PROBLEM DETAILS - Would you give the records below again, exactly and completely?
*** Opening RECORDS SUPPLIED ***
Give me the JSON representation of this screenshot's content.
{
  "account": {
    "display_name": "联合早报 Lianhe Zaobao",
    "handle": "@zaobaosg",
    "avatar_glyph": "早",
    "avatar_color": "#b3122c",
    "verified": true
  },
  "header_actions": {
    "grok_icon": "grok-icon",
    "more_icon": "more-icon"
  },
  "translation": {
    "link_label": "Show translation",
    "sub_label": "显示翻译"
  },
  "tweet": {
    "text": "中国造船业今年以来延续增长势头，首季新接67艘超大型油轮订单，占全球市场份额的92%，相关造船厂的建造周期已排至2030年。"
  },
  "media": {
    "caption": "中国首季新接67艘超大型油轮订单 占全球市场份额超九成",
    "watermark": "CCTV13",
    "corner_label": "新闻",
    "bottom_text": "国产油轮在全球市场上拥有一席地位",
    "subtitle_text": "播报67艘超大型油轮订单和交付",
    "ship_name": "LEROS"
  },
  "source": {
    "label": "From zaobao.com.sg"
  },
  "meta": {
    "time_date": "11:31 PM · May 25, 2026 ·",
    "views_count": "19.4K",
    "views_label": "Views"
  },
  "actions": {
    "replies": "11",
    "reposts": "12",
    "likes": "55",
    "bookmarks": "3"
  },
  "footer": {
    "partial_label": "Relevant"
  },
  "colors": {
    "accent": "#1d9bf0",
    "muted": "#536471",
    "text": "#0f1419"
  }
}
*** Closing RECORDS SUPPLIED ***
ANSWER TO THIS EXERCISE -
Give me the JSON representation of this screenshot's content.
{
  "account": {
    "display_name": "联合早报 Lianhe Zaobao",
    "handle": "@zaobaosg",
    "avatar_glyph": "早",
    "avatar_color": "#b3122c",
    "verified": true
  },
  "header_actions": {
    "grok_icon": "grok-icon",
    "more_icon": "more-icon"
  },
  "translation": {
    "link_label": "Show translation",
    "sub_label": "显示翻译"
  },
  "tweet": {
    "text": "中国造船业今年以来延续增长势头，首季新接67艘超大型油轮订单，占全球市场份额的92%，相关造船厂的建造周期已排至2030年。"
  },
  "media": {
    "caption": "中国首季新接67艘超大型油轮订单 占全球市场份额超九成",
    "watermark": "CCTV13",
    "corner_label": "新闻",
    "bottom_text": "国产油轮在全球市场上拥有一席地位",
    "subtitle_text": "播报67艘超大型油轮订单和交付",
    "ship_name": "LEROS"
  },
  "source": {
    "label": "From zaobao.com.sg"
  },
  "meta": {
    "time_date": "11:31 PM · May 25, 2026 ·",
    "views_count": "19.4K",
    "views_label": "Views"
  },
  "actions": {
    "replies": "11",
    "reposts": "12",
    "likes": "55",
    "bookmarks": "3"
  },
  "footer": {
    "partial_label": "Relevant"
  },
  "colors": {
    "accent": "#1d9bf0",
    "muted": "#536471",
    "text": "#0f1419"
  }
}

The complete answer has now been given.